Exercise description: Give the number of lines in the records below that contain the word "with". State only that number.

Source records
Segment Open

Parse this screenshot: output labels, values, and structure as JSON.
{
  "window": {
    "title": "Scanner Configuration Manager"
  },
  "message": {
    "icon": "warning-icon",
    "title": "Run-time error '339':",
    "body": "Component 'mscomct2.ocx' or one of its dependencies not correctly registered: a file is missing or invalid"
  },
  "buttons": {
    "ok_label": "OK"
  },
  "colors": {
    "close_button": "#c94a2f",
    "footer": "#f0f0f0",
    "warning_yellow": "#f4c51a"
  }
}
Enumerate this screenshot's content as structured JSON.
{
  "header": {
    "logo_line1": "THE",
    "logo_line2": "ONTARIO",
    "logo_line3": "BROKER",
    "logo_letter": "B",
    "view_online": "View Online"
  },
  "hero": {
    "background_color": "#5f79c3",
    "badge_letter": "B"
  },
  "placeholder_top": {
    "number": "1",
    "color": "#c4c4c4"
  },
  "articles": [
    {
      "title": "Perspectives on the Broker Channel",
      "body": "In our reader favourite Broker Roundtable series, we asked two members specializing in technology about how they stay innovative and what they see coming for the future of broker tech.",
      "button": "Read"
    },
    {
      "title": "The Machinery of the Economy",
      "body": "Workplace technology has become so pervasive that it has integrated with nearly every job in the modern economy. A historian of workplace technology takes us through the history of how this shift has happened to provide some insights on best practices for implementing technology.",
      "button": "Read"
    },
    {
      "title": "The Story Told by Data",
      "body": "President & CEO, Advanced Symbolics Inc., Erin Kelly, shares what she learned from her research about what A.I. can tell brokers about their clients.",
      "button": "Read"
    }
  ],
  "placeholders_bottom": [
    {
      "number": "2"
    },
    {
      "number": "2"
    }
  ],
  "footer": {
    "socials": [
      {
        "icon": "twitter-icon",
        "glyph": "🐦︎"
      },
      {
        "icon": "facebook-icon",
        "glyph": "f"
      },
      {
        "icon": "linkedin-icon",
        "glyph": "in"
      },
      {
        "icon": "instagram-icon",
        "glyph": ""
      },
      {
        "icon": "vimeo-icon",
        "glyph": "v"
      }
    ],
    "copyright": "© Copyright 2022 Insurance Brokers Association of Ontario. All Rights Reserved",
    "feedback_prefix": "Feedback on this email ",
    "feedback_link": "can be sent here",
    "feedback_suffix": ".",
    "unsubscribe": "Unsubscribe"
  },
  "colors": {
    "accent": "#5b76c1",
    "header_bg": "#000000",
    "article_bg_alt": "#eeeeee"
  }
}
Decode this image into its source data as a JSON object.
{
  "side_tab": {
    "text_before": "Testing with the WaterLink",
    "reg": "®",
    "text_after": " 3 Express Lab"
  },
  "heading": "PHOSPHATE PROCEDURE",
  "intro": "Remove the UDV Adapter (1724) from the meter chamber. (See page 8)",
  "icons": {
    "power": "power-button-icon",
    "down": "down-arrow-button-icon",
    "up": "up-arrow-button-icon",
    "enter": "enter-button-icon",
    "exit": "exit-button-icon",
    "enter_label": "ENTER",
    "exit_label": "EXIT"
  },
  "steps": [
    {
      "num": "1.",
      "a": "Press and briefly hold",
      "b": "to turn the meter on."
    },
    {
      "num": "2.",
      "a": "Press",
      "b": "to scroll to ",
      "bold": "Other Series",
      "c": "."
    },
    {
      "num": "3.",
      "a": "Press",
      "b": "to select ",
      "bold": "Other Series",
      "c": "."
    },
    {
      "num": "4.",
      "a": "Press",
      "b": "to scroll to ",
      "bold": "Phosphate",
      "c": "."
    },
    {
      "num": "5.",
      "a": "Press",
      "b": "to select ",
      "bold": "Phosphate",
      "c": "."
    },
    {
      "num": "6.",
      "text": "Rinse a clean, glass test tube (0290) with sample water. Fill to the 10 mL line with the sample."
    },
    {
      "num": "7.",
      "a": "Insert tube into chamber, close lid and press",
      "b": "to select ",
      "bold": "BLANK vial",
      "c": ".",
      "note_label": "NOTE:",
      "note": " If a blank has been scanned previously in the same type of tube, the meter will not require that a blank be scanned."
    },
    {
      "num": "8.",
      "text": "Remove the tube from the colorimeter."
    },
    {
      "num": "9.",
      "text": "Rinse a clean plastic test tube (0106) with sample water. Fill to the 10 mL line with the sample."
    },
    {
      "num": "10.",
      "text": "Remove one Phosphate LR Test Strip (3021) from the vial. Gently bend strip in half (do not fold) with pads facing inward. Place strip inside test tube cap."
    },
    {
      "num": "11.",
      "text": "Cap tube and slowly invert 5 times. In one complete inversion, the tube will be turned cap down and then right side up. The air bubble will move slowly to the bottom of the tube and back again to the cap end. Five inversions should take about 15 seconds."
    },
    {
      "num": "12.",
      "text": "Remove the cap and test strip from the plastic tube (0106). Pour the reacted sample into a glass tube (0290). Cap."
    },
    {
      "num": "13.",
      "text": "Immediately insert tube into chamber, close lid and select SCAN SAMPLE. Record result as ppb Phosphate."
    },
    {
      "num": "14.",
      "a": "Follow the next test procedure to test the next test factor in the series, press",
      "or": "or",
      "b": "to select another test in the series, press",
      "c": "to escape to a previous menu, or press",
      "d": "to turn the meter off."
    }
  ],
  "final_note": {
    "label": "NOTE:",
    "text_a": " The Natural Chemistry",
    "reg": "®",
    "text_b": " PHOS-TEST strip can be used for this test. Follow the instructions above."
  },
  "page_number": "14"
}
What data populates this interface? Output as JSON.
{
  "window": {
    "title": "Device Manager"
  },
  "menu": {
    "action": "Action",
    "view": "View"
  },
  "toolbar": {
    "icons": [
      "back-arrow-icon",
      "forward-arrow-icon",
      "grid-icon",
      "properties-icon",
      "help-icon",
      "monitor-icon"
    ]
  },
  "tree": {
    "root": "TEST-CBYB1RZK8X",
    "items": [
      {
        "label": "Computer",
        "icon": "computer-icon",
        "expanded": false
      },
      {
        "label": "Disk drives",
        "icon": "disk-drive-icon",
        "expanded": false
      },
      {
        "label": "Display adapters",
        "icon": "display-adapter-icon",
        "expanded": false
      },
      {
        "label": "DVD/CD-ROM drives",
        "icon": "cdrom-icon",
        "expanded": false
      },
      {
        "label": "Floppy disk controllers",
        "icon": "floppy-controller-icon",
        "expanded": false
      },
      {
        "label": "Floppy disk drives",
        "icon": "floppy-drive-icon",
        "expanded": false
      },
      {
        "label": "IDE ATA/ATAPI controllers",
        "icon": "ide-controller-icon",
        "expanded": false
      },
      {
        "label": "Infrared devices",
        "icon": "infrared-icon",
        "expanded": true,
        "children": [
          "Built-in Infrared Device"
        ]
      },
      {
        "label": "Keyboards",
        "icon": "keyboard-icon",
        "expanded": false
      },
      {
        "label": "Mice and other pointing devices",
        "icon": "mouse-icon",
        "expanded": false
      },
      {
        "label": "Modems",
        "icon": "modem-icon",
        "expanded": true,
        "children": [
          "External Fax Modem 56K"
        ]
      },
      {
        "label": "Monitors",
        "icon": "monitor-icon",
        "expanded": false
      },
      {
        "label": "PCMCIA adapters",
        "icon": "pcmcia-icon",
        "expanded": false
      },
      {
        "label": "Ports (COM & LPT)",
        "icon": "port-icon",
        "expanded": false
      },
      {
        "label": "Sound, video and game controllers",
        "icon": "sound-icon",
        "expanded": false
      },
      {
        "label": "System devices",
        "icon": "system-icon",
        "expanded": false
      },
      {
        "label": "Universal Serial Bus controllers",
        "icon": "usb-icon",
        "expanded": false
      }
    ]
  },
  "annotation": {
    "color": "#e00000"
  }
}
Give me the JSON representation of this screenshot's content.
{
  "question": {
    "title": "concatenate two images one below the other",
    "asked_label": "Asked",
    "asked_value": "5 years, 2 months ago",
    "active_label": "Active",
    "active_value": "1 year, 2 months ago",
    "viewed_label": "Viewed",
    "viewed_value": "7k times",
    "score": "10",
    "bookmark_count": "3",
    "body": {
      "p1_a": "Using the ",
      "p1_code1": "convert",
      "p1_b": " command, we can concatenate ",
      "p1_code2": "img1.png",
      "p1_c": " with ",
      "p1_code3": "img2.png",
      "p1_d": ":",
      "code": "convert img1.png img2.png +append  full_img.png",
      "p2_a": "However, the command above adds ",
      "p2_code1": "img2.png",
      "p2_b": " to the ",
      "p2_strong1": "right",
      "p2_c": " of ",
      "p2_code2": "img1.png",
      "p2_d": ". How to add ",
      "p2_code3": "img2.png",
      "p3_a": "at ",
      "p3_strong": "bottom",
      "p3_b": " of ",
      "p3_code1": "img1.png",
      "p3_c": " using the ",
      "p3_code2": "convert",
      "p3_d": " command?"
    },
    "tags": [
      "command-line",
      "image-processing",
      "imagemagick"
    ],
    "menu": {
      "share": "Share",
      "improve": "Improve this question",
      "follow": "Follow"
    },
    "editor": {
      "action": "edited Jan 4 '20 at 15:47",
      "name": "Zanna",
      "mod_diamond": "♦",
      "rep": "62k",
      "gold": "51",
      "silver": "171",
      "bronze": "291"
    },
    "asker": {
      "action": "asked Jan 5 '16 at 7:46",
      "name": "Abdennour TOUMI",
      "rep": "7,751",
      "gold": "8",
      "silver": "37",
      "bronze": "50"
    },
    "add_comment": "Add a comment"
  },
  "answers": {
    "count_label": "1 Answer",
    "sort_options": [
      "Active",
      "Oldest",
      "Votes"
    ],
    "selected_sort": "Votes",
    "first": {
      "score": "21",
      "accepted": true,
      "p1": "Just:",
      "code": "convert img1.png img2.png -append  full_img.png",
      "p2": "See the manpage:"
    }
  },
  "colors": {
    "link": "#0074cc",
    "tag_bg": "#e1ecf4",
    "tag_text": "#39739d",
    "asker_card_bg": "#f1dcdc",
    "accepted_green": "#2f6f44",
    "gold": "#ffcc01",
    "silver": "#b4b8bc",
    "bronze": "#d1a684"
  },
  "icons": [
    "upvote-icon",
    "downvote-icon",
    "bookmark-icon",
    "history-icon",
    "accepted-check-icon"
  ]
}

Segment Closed

The completed task: 6